Thursday, 29 September 2016
I've been with this group for about seven years, which hardly seems possible. We've shared some good times. For instance, there was that memorable night in June when the council folk turned up at the school to set up for polling day and I forcibly evicted them for being noisy. Just because we're tranquil (ahem) doesn't mean you can push us around. Even last night, there was a funny moment when proceedings ground to a halt while a visiting spider was evicted, with considerably more care than the polling people, I might add.
Over the years, we've had news of new babies, weddings and other celebrations; and also some bereavements and other upsets. Through it all, my yogis have been loyal and turned up rain or shine to do some bending and stretching, some mindful breathing and some lying down.
I'm giving up this class to make space for other things, and it will free up quite a bit of time. It's not just the 90 minutes of the class itself, but also the half-hour either side for travelling and on-site admin: plus, of course the behind-scenes planning and follow-up paperwork. Perhaps I'll finally get round to writing that next yoga book. Watch this space.
Sunday, 26 June 2016
Friday, 20 May 2016
The second question that potential new students ask me is usually, ‘What sort of yoga do you teach?’ I generally answer that I am BWY trained in the hatha tradition, but that I have absorbed elements from various teachers and experiences over the years. (The first question is, ‘How much is it?’ Rarely does anyone ask me where – or even if – I qualified.)
There seem to be so many different styles of yoga around. Let’s start with hatha, ashtanga, Iyengar, kundalini, Dru: the list goes on and is growing.

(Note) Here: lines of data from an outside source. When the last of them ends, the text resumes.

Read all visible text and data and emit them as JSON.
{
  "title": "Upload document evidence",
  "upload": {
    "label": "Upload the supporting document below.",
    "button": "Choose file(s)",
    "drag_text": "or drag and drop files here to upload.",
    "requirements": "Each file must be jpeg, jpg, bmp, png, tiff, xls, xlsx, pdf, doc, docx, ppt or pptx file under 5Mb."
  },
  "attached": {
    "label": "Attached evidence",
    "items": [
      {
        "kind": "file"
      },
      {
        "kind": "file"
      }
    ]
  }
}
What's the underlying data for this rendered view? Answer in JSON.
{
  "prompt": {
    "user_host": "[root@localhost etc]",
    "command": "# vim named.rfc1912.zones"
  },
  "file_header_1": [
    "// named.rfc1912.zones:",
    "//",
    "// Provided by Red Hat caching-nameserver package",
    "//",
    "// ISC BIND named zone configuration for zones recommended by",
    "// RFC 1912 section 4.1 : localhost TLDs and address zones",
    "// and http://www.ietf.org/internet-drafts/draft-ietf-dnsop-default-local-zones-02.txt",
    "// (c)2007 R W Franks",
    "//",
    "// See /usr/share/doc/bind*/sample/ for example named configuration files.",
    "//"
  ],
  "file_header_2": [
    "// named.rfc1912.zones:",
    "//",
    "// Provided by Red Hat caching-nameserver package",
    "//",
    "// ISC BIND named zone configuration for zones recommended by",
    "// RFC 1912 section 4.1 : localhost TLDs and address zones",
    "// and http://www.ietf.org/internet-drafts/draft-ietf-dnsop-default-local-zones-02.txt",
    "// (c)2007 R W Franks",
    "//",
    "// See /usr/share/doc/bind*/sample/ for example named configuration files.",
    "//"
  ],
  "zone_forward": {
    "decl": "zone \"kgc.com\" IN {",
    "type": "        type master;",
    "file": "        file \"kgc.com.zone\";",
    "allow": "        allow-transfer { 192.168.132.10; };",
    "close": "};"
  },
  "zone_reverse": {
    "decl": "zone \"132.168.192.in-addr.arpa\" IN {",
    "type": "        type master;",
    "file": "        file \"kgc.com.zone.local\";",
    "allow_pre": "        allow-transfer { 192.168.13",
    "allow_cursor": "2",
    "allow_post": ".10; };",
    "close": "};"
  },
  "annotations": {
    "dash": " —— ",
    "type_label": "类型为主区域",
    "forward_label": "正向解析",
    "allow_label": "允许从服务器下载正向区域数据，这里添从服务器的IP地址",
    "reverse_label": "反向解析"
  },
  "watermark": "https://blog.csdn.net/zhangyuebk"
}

Add in Scaravelli, Bikram, viniyoga and yin, and those that are purely descriptive, such as dynamic, power, restorative, for pregnancy, and trendy ones like barre, aerial and acro – not to mention hybrids like Yogalates and Body Balance. I’m confused, never mind my students!
So, what style of yoga do I teach? It depends. I always have a lesson plan, but adapt it according to who turns up and how we’re all feeling. Sometimes we work really slowly, sometimes more dynamically. Sometimes we have a very precise class, but sometimes we’re more mellow and we just go with the flow, literally and metaphorically. Sometimes, the age of my students on the night means it’s accidentally an over-50s session. Other times the boiler is playing up and we inadvertently have a session of hot yoga.

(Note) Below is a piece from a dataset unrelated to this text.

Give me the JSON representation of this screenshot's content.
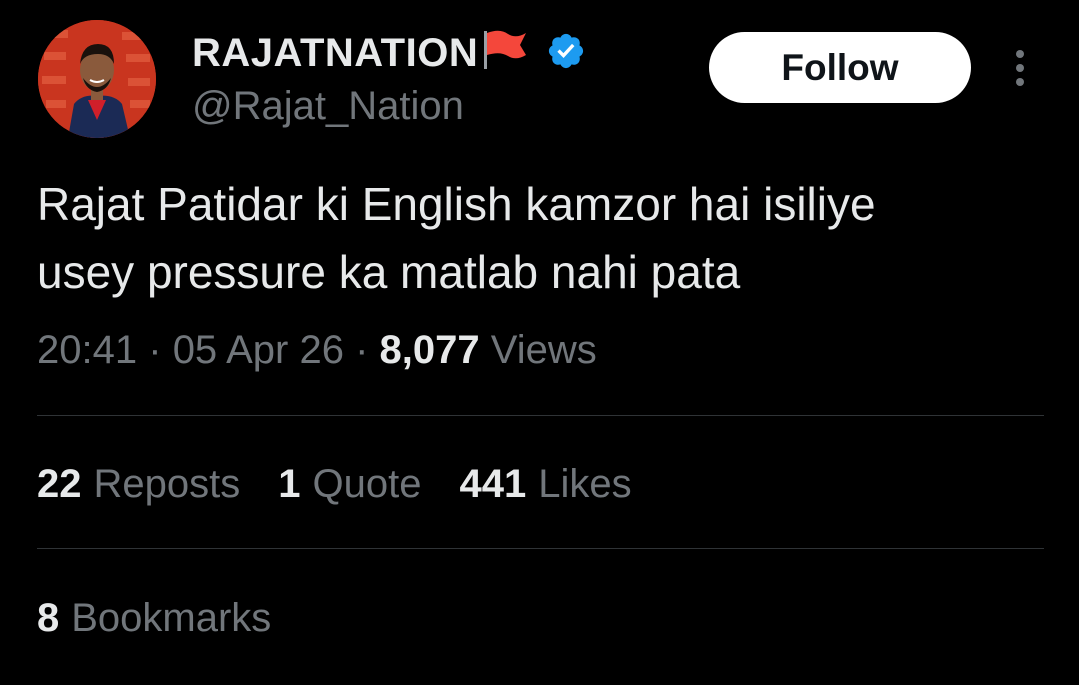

I don’t want or need a label on my classes. What you get is ‘Julia’s yoga’, whatever that is.
Saturday, 23 April 2016
Another friend (Elizabeth, for the sake of argument) is going through some tough times and I have been trying to find a way to help her, beyond offering a nonjudgemental ear and a hug. It occured to me that Carol could have just the resources that Elizabeth might benefit from. Strange, then, that Carol should walk back in to my life today - literally. I saw her walking towards me in the street.
I'm not a fanciful woman. I'm quite prepared to think that this was just a coincidence. It might even be that I'd seen Carol at the start of the week, but only registered it on a subconscious level. That would explain why I'd been thinking about her. Even so, odd that she should appear just when I needed her.

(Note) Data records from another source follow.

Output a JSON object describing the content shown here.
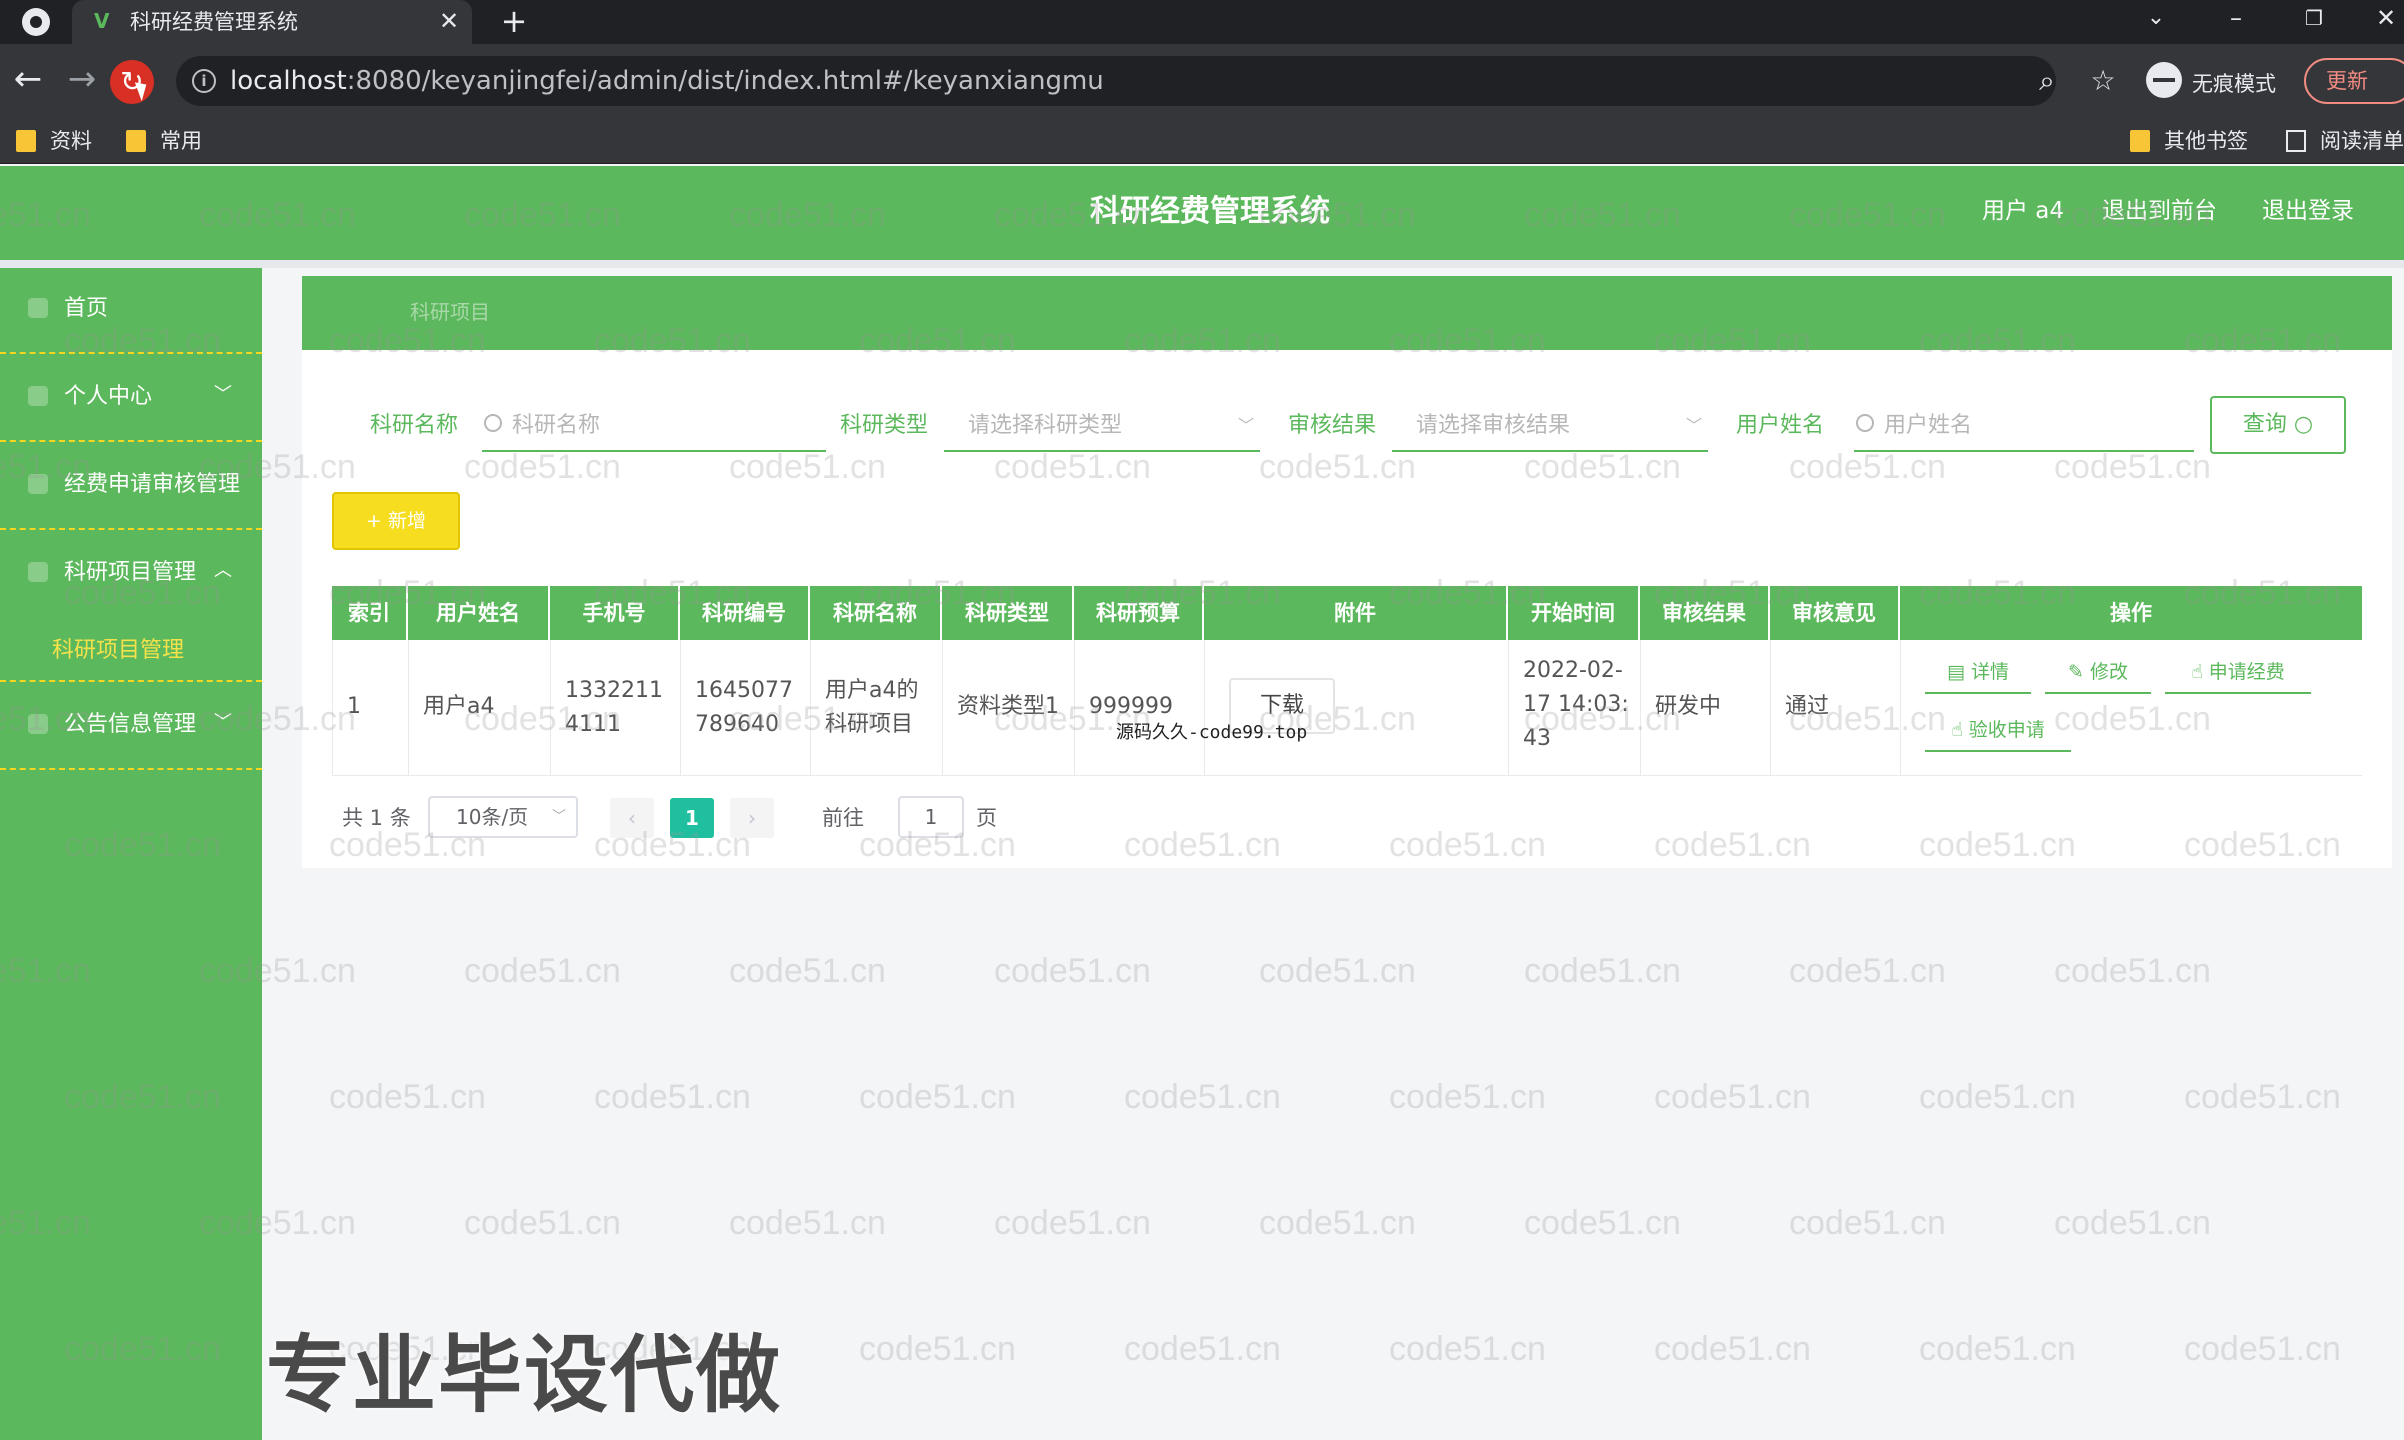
{
  "browser": {
    "tab_title": "科研经费管理系统",
    "url_host": "localhost",
    "url_rest": ":8080/keyanjingfei/admin/dist/index.html#/keyanxiangmu",
    "incognito_label": "无痕模式",
    "update_label": "更新",
    "bookmarks": [
      "资料",
      "常用",
      "其他书签",
      "阅读清单"
    ]
  },
  "header": {
    "title": "科研经费管理系统",
    "user_label": "用户 a4",
    "to_front_label": "退出到前台",
    "logout_label": "退出登录"
  },
  "sidebar": {
    "items": [
      {
        "label": "首页"
      },
      {
        "label": "个人中心"
      },
      {
        "label": "经费申请审核管理"
      },
      {
        "label": "科研项目管理"
      },
      {
        "label": "公告信息管理"
      }
    ],
    "active_sub": "科研项目管理"
  },
  "breadcrumb": "科研项目",
  "filters": {
    "name_label": "科研名称",
    "name_placeholder": "科研名称",
    "type_label": "科研类型",
    "type_placeholder": "请选择科研类型",
    "audit_label": "审核结果",
    "audit_placeholder": "请选择审核结果",
    "user_label": "用户姓名",
    "user_placeholder": "用户姓名",
    "query_label": "查询",
    "add_label": "+ 新增"
  },
  "table": {
    "headers": [
      "索引",
      "用户姓名",
      "手机号",
      "科研编号",
      "科研名称",
      "科研类型",
      "科研预算",
      "附件",
      "开始时间",
      "审核结果",
      "审核意见",
      "操作"
    ],
    "rows": [
      {
        "index": "1",
        "user": "用户a4",
        "phone_1": "1332211",
        "phone_2": "4111",
        "code_1": "1645077",
        "code_2": "789640",
        "name_1": "用户a4的",
        "name_2": "科研项目",
        "type": "资料类型1",
        "budget": "999999",
        "attachment_label": "下载",
        "start_1": "2022-02-",
        "start_2": "17 14:03:",
        "start_3": "43",
        "status": "研发中",
        "opinion": "通过",
        "actions": [
          "详情",
          "修改",
          "申请经费",
          "验收申请"
        ]
      }
    ]
  },
  "pagination": {
    "total": "共 1 条",
    "page_size": "10条/页",
    "current_page": "1",
    "goto_label": "前往",
    "goto_value": "1",
    "page_unit": "页"
  },
  "overlay": {
    "watermark": "code51.cn",
    "source_note": "源码久久-code99.top",
    "promo": "专业毕设代做"
  },
  "colors": {
    "primary": "#5cb85c",
    "accent_yellow": "#f6dd1f",
    "pager_active": "#1fbf9f"
  }
}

Wednesday, 6 April 2016
I mean no disrespect, of course, but I wonder about the sincerity of those pure-bred Brits who build shrines to Hindu deities, sport a bindi and favour a flowing robe. Isn't it just a bit - you know - pretentious?
Thursday, 18 February 2016
Are you a planner or a spontaneous person? Do you like to know what's coming or enjoy the thrill of the unknown?
Anyone who is even a passing acquaintance will know that I'm a bit of a control freak: OK, I'm bossy. I can't help it - and if you think I'm bad now you should have seen me before yoga worked its magic. I do try to live in the moment, honestly I do, but sometimes I really need to have all the details to hand before I can decide what to do next.
When it comes to lesson planning, I'm still following the template that I developed when I did my training. I'm no longer writing a word-by-word script, but I always have not just the topic but also the basics of the sequence written down before my lessons. I'll admit that sometimes I run out of time and have to resort to something handwritten, but even then it's pretty solid. That's not to say I don't vary the session in response to the mood and requirements of my students, but I'm always in control of where we're going.
I have been following a Face Book conversation about the joys of teaching without the safety net of a lesson plan. There are apparently some people who turn up with a theme in mind and then wing it. Rather them than me!
Monday, 1 February 2016
35: And do thy duty, even if it be humble, rather than another's, even if it be great. To die in one's duty is life: to live in another's is death.
Many's the time I turn in for bed with the thought that I've had a day of many hats: I've been yoga teacher, copy writer, music student, friend, wife, mother, head cook and bottle washer. This variety is what I love most about my life. I'm lucky enough to earn a living doing what I enjoy and I have a lot of freedom about how I do it. Does that mean I'm leading an authentic life? I'm not sure: I still have moments when I catch myself thinking 'I don't want to be doing this'; but if we're going to be involved in society, surely sometimes we just have to grit our teeth and get on with stuff for the sake of the greater good.